After pushing the controversial Prevention of Damage to Public and Private Property Bill, 2014, the Punjab government seems to have developed cold feet when it comes to implementing it.
The bill was passed by the state assembly in July 2014 after a series of protests and objections by social activists and opposition parties who termed it as a “black law”. Since the Act entailed that it would be used in place of the central Act of 1984, it was sent to the Union government for approval.
The President signed the Act more than a month ago and was sent back to the Punjab government for notification. However, the chief minister’s office is sitting on the draft notification of the act since then.
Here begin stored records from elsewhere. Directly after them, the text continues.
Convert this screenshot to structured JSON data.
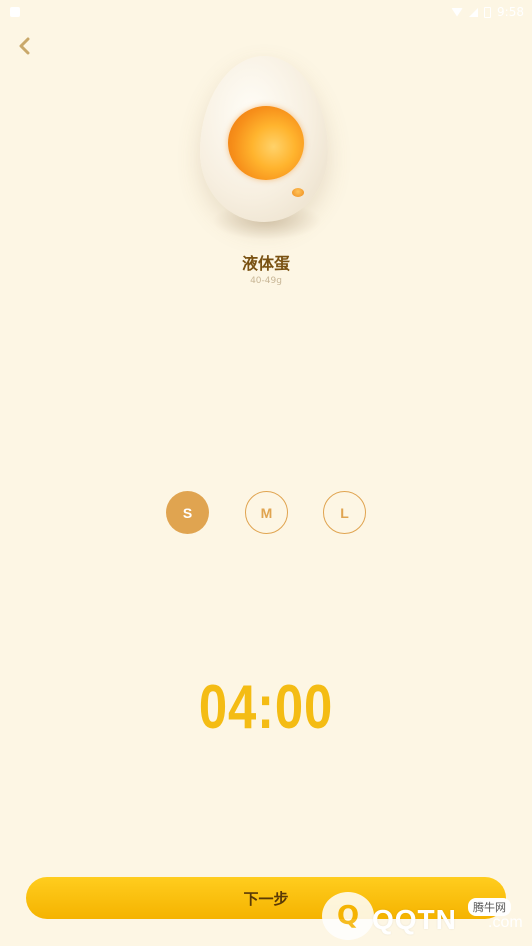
{
  "status_bar": {
    "time": "9:58"
  },
  "egg": {
    "name": "液体蛋",
    "weight": "40-49g"
  },
  "sizes": {
    "s": "S",
    "m": "M",
    "l": "L",
    "selected": "S"
  },
  "timer": {
    "value": "04:00"
  },
  "next_button": {
    "label": "下一步"
  },
  "watermark": {
    "logo_text": "Q",
    "text": "QQTN",
    "suffix": ".com",
    "badge": "腾牛网"
  },
  "colors": {
    "background": "#fdf6e4",
    "accent": "#e0a450",
    "timer": "#f4bc14",
    "button": "#ffc20e",
    "title": "#7a5212"
  },
  "icons": {
    "back": "chevron-left-icon"
  }
}
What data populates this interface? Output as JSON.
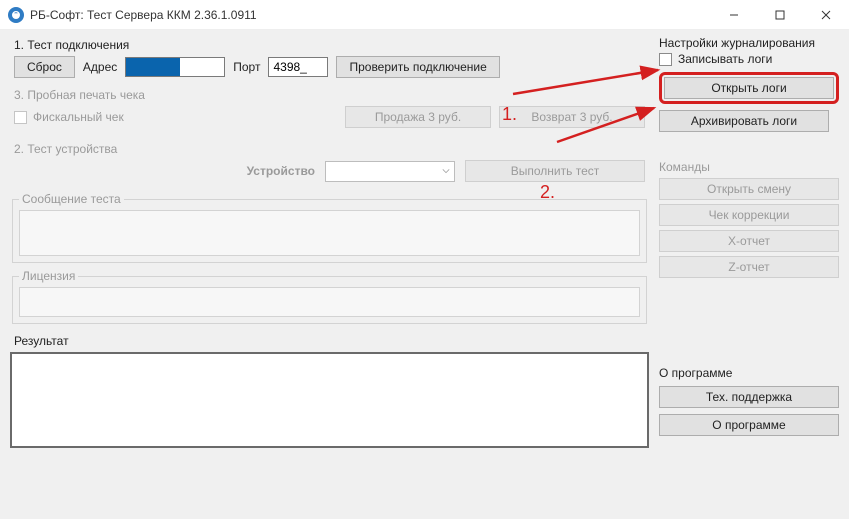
{
  "window": {
    "title": "РБ-Софт: Тест Сервера ККМ 2.36.1.0911"
  },
  "test_connection": {
    "title": "1. Тест подключения",
    "reset_btn": "Сброс",
    "address_label": "Адрес",
    "port_label": "Порт",
    "port_value": "4398_",
    "check_btn": "Проверить подключение"
  },
  "trial_print": {
    "title": "3. Пробная печать чека",
    "fiscal_checkbox": "Фискальный чек",
    "sale_btn": "Продажа 3 руб.",
    "return_btn": "Возврат 3 руб."
  },
  "device_test": {
    "title": "2. Тест устройства",
    "device_label": "Устройство",
    "run_btn": "Выполнить тест",
    "msg_label": "Сообщение теста",
    "license_label": "Лицензия"
  },
  "result": {
    "title": "Результат"
  },
  "logging": {
    "title": "Настройки журналирования",
    "write_label": "Записывать логи",
    "open_btn": "Открыть логи",
    "archive_btn": "Архивировать логи"
  },
  "commands": {
    "title": "Команды",
    "open_shift": "Открыть смену",
    "correction": "Чек коррекции",
    "x_report": "X-отчет",
    "z_report": "Z-отчет"
  },
  "about": {
    "title": "О программе",
    "support_btn": "Тех. поддержка",
    "about_btn": "О программе"
  },
  "annotations": {
    "one": "1.",
    "two": "2."
  }
}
Conceived to act as a strong deterrent against protesters damaging public and private property, the act had laid down strict provisions whereby a strike, road or rail blockade would attract imprisonment of up to a year and/or a fine which may extend to Rs 1 lakh. The act states that anybody found guilty of damaging public/private property by fire or explosives would be punished with a term not less than a year which may extend to two years and will be liable to a fine of Rs 3 lakh.
Other than the sentence, the guilty will also have to pay for the loss caused to the property. The bill provides for the setting up of a competent authority which will assess the loss. The amount can also be recovered by attaching the property of the accused.
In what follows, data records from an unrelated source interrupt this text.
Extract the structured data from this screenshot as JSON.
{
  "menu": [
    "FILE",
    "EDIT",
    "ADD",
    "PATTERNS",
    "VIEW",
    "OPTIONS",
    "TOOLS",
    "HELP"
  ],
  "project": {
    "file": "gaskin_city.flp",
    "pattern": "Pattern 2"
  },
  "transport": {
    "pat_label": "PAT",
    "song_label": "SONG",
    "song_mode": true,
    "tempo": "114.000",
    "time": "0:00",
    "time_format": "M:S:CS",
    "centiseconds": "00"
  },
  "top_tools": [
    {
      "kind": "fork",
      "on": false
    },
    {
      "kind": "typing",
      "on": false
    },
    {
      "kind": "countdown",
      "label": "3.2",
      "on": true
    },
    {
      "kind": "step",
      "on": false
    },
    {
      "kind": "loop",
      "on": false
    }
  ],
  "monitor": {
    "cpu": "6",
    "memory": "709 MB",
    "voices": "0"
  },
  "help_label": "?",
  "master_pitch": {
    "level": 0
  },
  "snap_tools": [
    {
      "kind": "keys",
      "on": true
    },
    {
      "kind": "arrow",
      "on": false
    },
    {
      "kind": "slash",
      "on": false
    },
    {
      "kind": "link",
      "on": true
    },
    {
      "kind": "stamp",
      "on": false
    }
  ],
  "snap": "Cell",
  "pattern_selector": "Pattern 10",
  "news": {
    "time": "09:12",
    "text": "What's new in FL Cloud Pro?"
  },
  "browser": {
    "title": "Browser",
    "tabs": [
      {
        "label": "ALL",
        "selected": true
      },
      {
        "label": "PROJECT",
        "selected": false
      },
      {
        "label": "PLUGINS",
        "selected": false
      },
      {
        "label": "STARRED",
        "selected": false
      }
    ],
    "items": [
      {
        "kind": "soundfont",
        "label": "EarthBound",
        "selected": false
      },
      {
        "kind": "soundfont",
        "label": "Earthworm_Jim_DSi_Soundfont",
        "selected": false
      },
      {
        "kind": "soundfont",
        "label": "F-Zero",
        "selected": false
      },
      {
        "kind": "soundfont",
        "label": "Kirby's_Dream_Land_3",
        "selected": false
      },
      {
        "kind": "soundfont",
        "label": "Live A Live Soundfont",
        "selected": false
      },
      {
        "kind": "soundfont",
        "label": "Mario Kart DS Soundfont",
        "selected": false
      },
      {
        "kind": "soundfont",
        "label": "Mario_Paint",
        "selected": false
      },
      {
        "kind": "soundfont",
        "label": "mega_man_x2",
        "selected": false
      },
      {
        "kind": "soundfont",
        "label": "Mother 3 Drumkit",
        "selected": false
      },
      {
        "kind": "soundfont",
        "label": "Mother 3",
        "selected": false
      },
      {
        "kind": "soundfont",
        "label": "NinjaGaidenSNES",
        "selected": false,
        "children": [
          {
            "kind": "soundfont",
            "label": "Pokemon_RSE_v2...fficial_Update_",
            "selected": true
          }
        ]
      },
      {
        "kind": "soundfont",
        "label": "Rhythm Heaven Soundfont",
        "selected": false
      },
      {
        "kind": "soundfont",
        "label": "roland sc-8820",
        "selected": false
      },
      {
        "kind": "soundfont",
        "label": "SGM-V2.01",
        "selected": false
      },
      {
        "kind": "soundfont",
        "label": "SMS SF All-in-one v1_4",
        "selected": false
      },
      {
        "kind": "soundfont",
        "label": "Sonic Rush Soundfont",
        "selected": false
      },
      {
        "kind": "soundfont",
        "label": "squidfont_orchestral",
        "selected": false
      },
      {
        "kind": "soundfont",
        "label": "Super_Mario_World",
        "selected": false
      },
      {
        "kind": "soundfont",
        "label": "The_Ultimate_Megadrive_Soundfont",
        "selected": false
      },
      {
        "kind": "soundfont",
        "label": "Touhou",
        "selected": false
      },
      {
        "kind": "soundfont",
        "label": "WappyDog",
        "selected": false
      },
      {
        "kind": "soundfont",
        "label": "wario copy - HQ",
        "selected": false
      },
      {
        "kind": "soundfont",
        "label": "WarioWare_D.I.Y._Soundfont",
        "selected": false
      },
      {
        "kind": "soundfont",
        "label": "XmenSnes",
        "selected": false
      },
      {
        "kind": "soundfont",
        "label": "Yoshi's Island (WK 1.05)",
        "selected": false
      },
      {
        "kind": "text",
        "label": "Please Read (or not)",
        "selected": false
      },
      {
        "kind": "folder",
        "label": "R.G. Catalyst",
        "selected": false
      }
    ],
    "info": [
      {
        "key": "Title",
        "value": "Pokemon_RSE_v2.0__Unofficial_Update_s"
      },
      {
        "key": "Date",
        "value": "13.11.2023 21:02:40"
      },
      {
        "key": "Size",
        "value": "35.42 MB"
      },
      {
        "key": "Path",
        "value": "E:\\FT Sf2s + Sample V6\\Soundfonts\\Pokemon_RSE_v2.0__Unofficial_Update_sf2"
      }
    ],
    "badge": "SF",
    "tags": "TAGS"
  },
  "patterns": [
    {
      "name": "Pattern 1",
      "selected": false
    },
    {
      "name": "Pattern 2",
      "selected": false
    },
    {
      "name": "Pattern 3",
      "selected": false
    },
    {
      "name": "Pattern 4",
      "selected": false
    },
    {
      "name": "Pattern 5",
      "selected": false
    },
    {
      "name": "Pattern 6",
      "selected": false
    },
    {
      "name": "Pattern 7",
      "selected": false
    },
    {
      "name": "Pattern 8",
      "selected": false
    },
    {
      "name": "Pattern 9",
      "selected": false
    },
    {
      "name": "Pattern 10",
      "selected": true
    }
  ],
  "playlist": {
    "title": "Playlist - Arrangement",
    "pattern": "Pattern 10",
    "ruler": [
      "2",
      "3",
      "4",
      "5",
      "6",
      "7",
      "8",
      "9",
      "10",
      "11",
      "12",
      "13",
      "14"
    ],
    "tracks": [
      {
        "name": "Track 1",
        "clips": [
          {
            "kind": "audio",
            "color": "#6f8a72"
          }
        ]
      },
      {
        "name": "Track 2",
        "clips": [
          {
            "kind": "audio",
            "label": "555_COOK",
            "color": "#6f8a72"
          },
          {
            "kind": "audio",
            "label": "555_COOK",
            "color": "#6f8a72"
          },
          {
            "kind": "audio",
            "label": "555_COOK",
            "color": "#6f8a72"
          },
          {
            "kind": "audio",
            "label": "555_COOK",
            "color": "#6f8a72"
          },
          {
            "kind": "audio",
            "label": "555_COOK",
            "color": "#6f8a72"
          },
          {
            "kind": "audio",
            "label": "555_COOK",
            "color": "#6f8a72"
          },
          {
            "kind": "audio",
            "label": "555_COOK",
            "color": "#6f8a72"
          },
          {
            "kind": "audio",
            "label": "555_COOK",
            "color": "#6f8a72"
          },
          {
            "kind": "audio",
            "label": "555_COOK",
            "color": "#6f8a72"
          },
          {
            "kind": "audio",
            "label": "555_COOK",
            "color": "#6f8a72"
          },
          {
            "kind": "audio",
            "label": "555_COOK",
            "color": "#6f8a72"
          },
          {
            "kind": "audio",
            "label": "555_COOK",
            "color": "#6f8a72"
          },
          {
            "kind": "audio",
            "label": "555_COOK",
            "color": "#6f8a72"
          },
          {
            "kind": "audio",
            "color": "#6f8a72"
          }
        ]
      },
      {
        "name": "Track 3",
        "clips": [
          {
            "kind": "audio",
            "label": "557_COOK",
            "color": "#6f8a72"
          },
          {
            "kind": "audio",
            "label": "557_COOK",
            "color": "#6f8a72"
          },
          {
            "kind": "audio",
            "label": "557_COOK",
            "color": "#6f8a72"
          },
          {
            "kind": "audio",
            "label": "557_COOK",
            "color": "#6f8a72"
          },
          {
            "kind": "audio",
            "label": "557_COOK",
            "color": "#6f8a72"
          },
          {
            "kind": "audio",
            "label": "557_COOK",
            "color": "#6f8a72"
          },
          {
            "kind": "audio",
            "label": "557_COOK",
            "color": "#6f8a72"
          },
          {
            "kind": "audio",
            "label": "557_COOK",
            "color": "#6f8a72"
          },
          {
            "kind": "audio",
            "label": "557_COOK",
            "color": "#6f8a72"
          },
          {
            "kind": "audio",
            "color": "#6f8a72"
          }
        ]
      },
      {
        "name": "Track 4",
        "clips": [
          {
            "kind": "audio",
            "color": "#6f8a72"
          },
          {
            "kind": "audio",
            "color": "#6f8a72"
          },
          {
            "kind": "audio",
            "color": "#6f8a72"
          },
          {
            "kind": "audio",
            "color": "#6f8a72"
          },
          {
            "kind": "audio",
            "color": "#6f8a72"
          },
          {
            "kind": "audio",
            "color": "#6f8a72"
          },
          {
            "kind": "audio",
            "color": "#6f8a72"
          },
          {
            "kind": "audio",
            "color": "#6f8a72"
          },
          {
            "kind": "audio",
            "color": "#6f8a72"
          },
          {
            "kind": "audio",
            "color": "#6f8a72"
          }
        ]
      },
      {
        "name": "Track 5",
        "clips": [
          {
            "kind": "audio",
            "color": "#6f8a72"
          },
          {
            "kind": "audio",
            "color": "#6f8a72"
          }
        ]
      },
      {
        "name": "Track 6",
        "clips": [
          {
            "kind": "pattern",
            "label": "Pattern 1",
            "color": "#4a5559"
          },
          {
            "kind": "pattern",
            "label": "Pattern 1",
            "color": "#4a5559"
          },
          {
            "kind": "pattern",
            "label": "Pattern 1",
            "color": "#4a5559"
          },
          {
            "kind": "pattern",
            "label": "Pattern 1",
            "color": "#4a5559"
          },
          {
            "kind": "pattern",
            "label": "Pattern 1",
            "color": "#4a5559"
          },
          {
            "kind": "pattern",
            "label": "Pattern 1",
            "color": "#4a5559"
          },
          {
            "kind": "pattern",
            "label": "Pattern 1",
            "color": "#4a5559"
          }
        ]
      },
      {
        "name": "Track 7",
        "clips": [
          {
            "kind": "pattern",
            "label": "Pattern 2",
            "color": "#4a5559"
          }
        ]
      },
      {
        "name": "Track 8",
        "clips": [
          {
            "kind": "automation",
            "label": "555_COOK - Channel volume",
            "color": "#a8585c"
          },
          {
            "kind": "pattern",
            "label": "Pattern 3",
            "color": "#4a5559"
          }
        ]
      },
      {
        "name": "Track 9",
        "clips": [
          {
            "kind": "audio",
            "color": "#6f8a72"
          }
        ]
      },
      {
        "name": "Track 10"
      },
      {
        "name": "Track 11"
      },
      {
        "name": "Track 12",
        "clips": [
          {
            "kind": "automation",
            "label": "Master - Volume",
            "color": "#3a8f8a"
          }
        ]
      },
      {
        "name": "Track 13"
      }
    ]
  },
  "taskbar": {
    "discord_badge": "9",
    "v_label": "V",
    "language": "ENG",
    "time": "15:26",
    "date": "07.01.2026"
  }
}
The definition of damaging act included agitations, strikes, dharnas, bandh or demonstrations, blockades of rail or road traffic by which any damage is caused to public or private property.
The Act further laid down that an offence committed under the new law would be non-bailable and a videographic evidence of the “damaging act” would be sufficient to arrest and prosecute the accused.
The bill was passed in the assembly despite opposition with deputy chief minister Sukhbir Singh Badal explaining that the bill had been introduced and was to be enacted following instructions of the Supreme Court.
However, more than a year later when all the modalities have been completed and the act only needs to be notified following the approval of the chief minister, the government is delaying its implementation.
Sources say with the ongoing situation in Punjab where the government is faced with severe opposition from various quarters, the CM does not want to give protesters another reason to take to the streets.
A host of farmer bodies who have been in a protest mode for almost two months now, demanding higher compensation for the damaged cotton crops and better prices for basmati, have also demanded that the act should not be implemented.
In a statement issued last week, leaders of the Swaraj Lehar said the Act was “an assault on the civil liberties of the people of Punjab by the illegitimate and morally corrupt government of Parkash Singh Badal.”